Brief: Restorative justice implemented as way to create connections between students


Richard Mendiola

In May, science teacher Stephen Schaffter leads students in his honors physics class in a community-building circle as part of the restorative justice.

Rosa Lemus

The restorative justice program at Daniel Pearl Magnet High School is officially kicking off Sept. 20 to help teens connect more and help them with behavior problems.

“The barriers between grades levels will be broken,” said science teacher Steven Schaffter, who is one of the school’s staff who has been trained in restorative justice.

In the past few years, the Los Angeles Unified School District has been implementing restorative justice programs in its campuses. This programs is to help teens with behavior problems and give students a more personal approach.

At DPMHS, the goal is to have these restorative justice advisory meetings once a month. Having these meetings will bring benefits to teenagers in a way that can show them there are people just like them going through the same things.

On the first advisory on Wednesday, students will meet within smaller groups in their Houses and hold a community circle activity during an advisory, which will be after Period 4 but before lunch.

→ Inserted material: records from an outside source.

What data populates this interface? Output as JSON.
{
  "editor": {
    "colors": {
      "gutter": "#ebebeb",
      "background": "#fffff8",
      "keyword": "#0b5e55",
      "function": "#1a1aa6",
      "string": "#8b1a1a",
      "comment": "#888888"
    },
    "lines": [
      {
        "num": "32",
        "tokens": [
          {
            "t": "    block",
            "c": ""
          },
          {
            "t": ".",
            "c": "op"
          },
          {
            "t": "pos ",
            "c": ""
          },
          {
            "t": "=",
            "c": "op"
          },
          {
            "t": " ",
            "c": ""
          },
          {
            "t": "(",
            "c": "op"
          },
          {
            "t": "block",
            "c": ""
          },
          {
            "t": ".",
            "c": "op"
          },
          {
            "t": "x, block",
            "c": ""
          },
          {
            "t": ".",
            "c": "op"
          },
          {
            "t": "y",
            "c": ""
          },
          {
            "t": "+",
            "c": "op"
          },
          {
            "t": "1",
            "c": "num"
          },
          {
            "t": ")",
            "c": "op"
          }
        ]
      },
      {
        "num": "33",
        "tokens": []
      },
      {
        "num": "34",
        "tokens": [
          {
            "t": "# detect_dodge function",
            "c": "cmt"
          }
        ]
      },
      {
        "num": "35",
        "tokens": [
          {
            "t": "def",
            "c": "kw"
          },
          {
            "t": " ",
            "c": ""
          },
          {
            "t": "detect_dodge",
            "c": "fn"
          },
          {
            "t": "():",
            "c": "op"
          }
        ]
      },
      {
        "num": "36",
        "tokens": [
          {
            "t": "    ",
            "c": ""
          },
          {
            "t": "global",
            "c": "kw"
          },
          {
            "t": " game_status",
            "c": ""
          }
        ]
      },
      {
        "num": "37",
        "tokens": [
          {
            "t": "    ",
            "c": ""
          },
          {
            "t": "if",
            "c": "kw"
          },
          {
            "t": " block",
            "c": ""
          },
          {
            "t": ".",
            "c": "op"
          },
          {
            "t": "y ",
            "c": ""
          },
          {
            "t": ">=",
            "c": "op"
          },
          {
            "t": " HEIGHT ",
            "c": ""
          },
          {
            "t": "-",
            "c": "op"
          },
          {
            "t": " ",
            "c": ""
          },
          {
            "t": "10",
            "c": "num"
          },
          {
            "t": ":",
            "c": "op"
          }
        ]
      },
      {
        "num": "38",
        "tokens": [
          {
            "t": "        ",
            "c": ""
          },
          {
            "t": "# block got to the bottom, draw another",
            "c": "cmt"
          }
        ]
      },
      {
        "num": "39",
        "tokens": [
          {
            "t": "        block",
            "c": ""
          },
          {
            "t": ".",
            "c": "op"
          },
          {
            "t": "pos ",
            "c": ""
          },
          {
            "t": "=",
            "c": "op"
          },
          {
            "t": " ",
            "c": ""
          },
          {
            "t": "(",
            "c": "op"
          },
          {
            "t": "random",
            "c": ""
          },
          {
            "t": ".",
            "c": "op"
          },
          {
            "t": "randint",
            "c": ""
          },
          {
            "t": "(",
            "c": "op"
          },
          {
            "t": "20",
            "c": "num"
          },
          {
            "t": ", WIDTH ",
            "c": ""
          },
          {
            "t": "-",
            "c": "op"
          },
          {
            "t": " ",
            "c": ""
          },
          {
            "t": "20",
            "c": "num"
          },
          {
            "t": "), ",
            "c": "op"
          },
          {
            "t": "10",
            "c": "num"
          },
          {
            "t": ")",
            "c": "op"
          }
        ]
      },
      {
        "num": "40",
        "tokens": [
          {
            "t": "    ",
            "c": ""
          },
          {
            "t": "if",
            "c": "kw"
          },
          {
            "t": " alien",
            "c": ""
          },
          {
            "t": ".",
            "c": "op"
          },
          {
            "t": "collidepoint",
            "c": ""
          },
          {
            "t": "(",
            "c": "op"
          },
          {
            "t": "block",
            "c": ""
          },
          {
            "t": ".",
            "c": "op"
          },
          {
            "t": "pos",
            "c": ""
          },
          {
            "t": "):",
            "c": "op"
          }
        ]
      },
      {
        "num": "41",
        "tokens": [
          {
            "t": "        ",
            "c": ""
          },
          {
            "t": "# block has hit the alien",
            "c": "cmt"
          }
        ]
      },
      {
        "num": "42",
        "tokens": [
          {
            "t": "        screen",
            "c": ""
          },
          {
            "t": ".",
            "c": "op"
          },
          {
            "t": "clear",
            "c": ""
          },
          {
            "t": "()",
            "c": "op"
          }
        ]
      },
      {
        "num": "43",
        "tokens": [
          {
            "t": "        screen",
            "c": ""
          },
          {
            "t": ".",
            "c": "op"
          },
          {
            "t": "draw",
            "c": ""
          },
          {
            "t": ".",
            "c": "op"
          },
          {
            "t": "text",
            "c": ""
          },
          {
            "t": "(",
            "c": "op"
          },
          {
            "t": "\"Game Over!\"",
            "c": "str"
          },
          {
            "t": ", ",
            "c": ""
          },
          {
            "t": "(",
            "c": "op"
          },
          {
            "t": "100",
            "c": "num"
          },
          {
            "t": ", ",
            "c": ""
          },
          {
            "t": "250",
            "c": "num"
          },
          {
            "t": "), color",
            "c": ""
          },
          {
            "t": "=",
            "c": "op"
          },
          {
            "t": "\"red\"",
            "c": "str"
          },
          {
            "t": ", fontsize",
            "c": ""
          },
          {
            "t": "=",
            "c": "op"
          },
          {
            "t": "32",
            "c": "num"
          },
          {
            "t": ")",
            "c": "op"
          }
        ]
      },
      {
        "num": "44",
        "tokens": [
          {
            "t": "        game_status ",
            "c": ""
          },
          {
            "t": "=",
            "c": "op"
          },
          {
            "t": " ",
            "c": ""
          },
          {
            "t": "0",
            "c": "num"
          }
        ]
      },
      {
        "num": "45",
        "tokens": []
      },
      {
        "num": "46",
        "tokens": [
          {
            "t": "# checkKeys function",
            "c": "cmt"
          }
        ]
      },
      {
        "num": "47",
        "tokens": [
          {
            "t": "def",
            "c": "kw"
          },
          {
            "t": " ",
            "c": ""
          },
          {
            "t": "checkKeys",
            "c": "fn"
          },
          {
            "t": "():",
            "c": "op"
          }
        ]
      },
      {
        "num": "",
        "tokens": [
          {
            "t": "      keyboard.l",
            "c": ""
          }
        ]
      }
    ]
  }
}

“You get to know people as individuals, not just as classmates,” Schaffter said.